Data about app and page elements
________________________

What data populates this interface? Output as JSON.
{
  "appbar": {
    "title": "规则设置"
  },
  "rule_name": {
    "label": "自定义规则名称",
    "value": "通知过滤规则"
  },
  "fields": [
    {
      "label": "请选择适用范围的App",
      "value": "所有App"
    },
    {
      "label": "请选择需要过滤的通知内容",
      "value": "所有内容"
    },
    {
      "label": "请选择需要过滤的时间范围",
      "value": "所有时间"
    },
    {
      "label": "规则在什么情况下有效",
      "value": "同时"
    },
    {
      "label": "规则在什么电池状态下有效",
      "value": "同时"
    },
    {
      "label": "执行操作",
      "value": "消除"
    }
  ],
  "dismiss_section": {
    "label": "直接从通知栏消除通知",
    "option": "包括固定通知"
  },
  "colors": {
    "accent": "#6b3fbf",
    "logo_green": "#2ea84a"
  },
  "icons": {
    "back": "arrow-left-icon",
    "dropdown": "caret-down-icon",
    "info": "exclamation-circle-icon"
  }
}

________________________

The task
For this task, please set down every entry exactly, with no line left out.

Exercise result
What data populates this interface? Output as JSON.
{
  "appbar": {
    "title": "规则设置"
  },
  "rule_name": {
    "label": "自定义规则名称",
    "value": "通知过滤规则"
  },
  "fields": [
    {
      "label": "请选择适用范围的App",
      "value": "所有App"
    },
    {
      "label": "请选择需要过滤的通知内容",
      "value": "所有内容"
    },
    {
      "label": "请选择需要过滤的时间范围",
      "value": "所有时间"
    },
    {
      "label": "规则在什么情况下有效",
      "value": "同时"
    },
    {
      "label": "规则在什么电池状态下有效",
      "value": "同时"
    },
    {
      "label": "执行操作",
      "value": "消除"
    }
  ],
  "dismiss_section": {
    "label": "直接从通知栏消除通知",
    "option": "包括固定通知"
  },
  "colors": {
    "accent": "#6b3fbf",
    "logo_green": "#2ea84a"
  },
  "icons": {
    "back": "arrow-left-icon",
    "dropdown": "caret-down-icon",
    "info": "exclamation-circle-icon"
  }
}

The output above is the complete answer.